No fault divorce
No fault divorce?
The headline read “Love cheats no longer outrage us, rules Judge”
Government seems to be thinking along the same lines as Mrs Justice Laing with discussions around a no fault divorce.
Currently the law requires a husband or wife to issue a divorce petition using one of five prescribed grounds to prove that their marriage has irretrievably broken down. Adultery and unreasonable behaviour are two of those grounds.
As things stand if you use unreasonable behavior as a ground upon which to end your marriage you must include details sufficient to satisfy a judge that you find it unacceptable to live with your ex - allegations that can often be hurtful and upsetting.
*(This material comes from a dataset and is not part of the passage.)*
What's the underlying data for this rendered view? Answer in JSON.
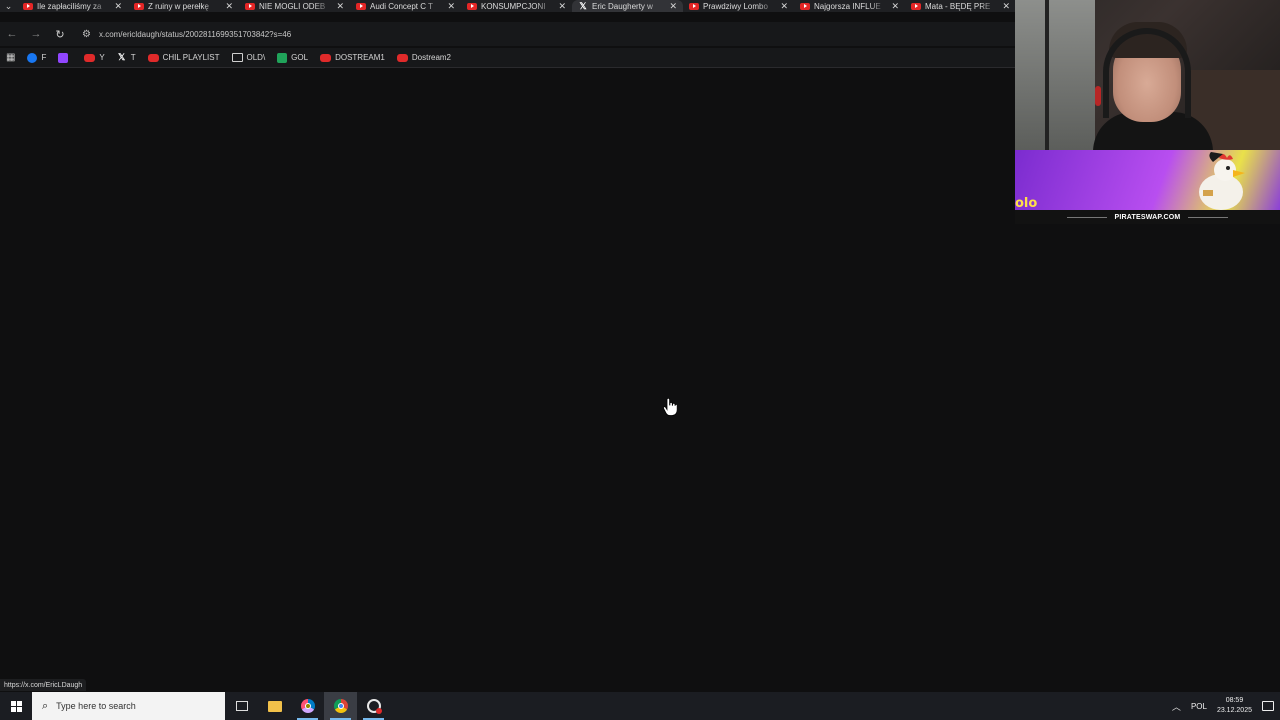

How will such details help you sort out your finances and arrangements for your children? In short they won’t.
Few would expect someone whose husband or wife has had an affair to carry on as if nothing had happened. For them, there will often be overwhelming feelings of anger and betrayal, grief and loss, and whilst some couples can work through this, some cannot.
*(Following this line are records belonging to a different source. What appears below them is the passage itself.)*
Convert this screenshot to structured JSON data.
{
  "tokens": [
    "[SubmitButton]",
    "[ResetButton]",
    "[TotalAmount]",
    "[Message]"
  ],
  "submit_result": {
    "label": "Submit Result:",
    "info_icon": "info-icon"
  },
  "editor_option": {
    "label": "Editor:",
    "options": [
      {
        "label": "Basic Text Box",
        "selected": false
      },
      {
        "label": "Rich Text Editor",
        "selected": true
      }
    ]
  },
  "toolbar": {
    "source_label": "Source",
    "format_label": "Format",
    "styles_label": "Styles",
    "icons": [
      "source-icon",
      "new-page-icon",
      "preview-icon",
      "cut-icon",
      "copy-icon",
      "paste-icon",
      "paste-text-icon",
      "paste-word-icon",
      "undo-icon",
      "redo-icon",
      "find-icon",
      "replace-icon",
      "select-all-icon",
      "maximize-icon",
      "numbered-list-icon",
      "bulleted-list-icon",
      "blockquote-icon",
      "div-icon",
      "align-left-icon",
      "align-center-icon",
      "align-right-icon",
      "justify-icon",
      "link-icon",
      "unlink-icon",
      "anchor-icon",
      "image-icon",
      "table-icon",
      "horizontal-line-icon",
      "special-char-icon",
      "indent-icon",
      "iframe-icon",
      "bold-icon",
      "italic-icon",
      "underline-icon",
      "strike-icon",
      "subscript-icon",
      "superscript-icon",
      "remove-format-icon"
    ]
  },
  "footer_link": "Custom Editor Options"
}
For those couples, it would be completely understandable for the aggrieved spouse to want to detail in a divorce petition everything that was wrong with their ex - to give as good as they got - but when the emotion has died down how does this help when it comes to sorting out the issues around property and finance and arrangements for children - it doesn't.
At a time of massive change, both emotionally and financially one thing’s certain, it isn’t made easier by one of you having to make personal and hurtful allegations against the other in order to divorce. Divorcing is difficult enough.
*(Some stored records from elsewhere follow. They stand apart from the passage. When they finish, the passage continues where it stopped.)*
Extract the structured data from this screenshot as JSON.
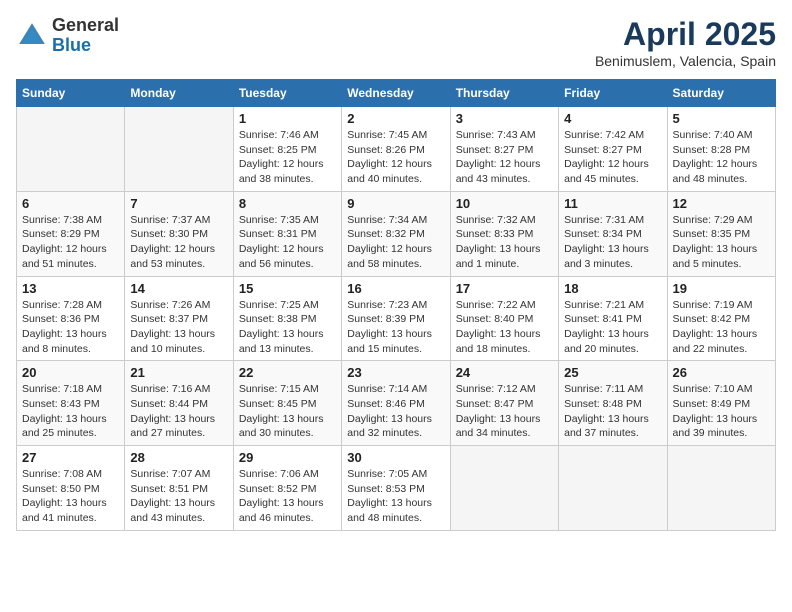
{
  "logo": {
    "general": "General",
    "blue": "Blue"
  },
  "title": "April 2025",
  "location": "Benimuslem, Valencia, Spain",
  "days_of_week": [
    "Sunday",
    "Monday",
    "Tuesday",
    "Wednesday",
    "Thursday",
    "Friday",
    "Saturday"
  ],
  "weeks": [
    [
      {
        "day": "",
        "info": ""
      },
      {
        "day": "",
        "info": ""
      },
      {
        "day": "1",
        "info": "Sunrise: 7:46 AM\nSunset: 8:25 PM\nDaylight: 12 hours and 38 minutes."
      },
      {
        "day": "2",
        "info": "Sunrise: 7:45 AM\nSunset: 8:26 PM\nDaylight: 12 hours and 40 minutes."
      },
      {
        "day": "3",
        "info": "Sunrise: 7:43 AM\nSunset: 8:27 PM\nDaylight: 12 hours and 43 minutes."
      },
      {
        "day": "4",
        "info": "Sunrise: 7:42 AM\nSunset: 8:27 PM\nDaylight: 12 hours and 45 minutes."
      },
      {
        "day": "5",
        "info": "Sunrise: 7:40 AM\nSunset: 8:28 PM\nDaylight: 12 hours and 48 minutes."
      }
    ],
    [
      {
        "day": "6",
        "info": "Sunrise: 7:38 AM\nSunset: 8:29 PM\nDaylight: 12 hours and 51 minutes."
      },
      {
        "day": "7",
        "info": "Sunrise: 7:37 AM\nSunset: 8:30 PM\nDaylight: 12 hours and 53 minutes."
      },
      {
        "day": "8",
        "info": "Sunrise: 7:35 AM\nSunset: 8:31 PM\nDaylight: 12 hours and 56 minutes."
      },
      {
        "day": "9",
        "info": "Sunrise: 7:34 AM\nSunset: 8:32 PM\nDaylight: 12 hours and 58 minutes."
      },
      {
        "day": "10",
        "info": "Sunrise: 7:32 AM\nSunset: 8:33 PM\nDaylight: 13 hours and 1 minute."
      },
      {
        "day": "11",
        "info": "Sunrise: 7:31 AM\nSunset: 8:34 PM\nDaylight: 13 hours and 3 minutes."
      },
      {
        "day": "12",
        "info": "Sunrise: 7:29 AM\nSunset: 8:35 PM\nDaylight: 13 hours and 5 minutes."
      }
    ],
    [
      {
        "day": "13",
        "info": "Sunrise: 7:28 AM\nSunset: 8:36 PM\nDaylight: 13 hours and 8 minutes."
      },
      {
        "day": "14",
        "info": "Sunrise: 7:26 AM\nSunset: 8:37 PM\nDaylight: 13 hours and 10 minutes."
      },
      {
        "day": "15",
        "info": "Sunrise: 7:25 AM\nSunset: 8:38 PM\nDaylight: 13 hours and 13 minutes."
      },
      {
        "day": "16",
        "info": "Sunrise: 7:23 AM\nSunset: 8:39 PM\nDaylight: 13 hours and 15 minutes."
      },
      {
        "day": "17",
        "info": "Sunrise: 7:22 AM\nSunset: 8:40 PM\nDaylight: 13 hours and 18 minutes."
      },
      {
        "day": "18",
        "info": "Sunrise: 7:21 AM\nSunset: 8:41 PM\nDaylight: 13 hours and 20 minutes."
      },
      {
        "day": "19",
        "info": "Sunrise: 7:19 AM\nSunset: 8:42 PM\nDaylight: 13 hours and 22 minutes."
      }
    ],
    [
      {
        "day": "20",
        "info": "Sunrise: 7:18 AM\nSunset: 8:43 PM\nDaylight: 13 hours and 25 minutes."
      },
      {
        "day": "21",
        "info": "Sunrise: 7:16 AM\nSunset: 8:44 PM\nDaylight: 13 hours and 27 minutes."
      },
      {
        "day": "22",
        "info": "Sunrise: 7:15 AM\nSunset: 8:45 PM\nDaylight: 13 hours and 30 minutes."
      },
      {
        "day": "23",
        "info": "Sunrise: 7:14 AM\nSunset: 8:46 PM\nDaylight: 13 hours and 32 minutes."
      },
      {
        "day": "24",
        "info": "Sunrise: 7:12 AM\nSunset: 8:47 PM\nDaylight: 13 hours and 34 minutes."
      },
      {
        "day": "25",
        "info": "Sunrise: 7:11 AM\nSunset: 8:48 PM\nDaylight: 13 hours and 37 minutes."
      },
      {
        "day": "26",
        "info": "Sunrise: 7:10 AM\nSunset: 8:49 PM\nDaylight: 13 hours and 39 minutes."
      }
    ],
    [
      {
        "day": "27",
        "info": "Sunrise: 7:08 AM\nSunset: 8:50 PM\nDaylight: 13 hours and 41 minutes."
      },
      {
        "day": "28",
        "info": "Sunrise: 7:07 AM\nSunset: 8:51 PM\nDaylight: 13 hours and 43 minutes."
      },
      {
        "day": "29",
        "info": "Sunrise: 7:06 AM\nSunset: 8:52 PM\nDaylight: 13 hours and 46 minutes."
      },
      {
        "day": "30",
        "info": "Sunrise: 7:05 AM\nSunset: 8:53 PM\nDaylight: 13 hours and 48 minutes."
      },
      {
        "day": "",
        "info": ""
      },
      {
        "day": "",
        "info": ""
      },
      {
        "day": "",
        "info": ""
      }
    ]
  ]
}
So when a couple accepts that their marriage is at an end shouldn’t they be able to agree a respectful ending to a relationship that once worked?
#mediation #westlondon #divorce #separation #childarrangements #parentalcommunication #separating #divorcepetition